(Web page and app entries)
________
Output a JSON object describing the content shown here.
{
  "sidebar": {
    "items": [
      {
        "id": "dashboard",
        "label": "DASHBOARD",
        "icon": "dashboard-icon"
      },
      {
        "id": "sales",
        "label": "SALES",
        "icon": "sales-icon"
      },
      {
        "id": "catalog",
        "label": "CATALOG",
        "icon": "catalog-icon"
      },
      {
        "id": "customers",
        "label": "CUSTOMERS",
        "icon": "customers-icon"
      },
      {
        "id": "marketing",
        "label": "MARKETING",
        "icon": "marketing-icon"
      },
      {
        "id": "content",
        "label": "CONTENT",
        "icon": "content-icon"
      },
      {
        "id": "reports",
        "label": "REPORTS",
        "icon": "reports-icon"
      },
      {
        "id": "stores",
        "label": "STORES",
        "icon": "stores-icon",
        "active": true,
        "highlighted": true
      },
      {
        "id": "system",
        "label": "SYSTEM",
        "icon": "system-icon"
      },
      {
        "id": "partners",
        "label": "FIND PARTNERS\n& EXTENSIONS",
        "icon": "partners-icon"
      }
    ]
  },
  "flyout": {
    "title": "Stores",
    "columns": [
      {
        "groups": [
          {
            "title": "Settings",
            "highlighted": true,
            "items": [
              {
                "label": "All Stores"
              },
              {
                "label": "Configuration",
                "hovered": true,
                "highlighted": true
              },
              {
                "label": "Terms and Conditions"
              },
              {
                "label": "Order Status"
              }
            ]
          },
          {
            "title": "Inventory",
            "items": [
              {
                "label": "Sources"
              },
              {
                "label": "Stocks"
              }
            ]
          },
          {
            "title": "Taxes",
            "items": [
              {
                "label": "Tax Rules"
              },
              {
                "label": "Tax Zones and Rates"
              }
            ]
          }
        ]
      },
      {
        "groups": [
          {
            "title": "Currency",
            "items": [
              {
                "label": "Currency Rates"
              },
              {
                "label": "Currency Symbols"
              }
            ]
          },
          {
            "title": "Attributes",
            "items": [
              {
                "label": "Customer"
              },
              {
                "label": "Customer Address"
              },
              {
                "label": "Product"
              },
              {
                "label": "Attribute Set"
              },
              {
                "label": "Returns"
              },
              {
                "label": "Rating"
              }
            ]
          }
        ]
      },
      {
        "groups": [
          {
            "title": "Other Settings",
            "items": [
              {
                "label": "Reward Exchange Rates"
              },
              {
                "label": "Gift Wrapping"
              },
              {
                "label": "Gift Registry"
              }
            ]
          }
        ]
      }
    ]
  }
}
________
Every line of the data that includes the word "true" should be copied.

        "active": true,
        "highlighted": true
            "highlighted": true,
                "hovered": true,
                "highlighted": true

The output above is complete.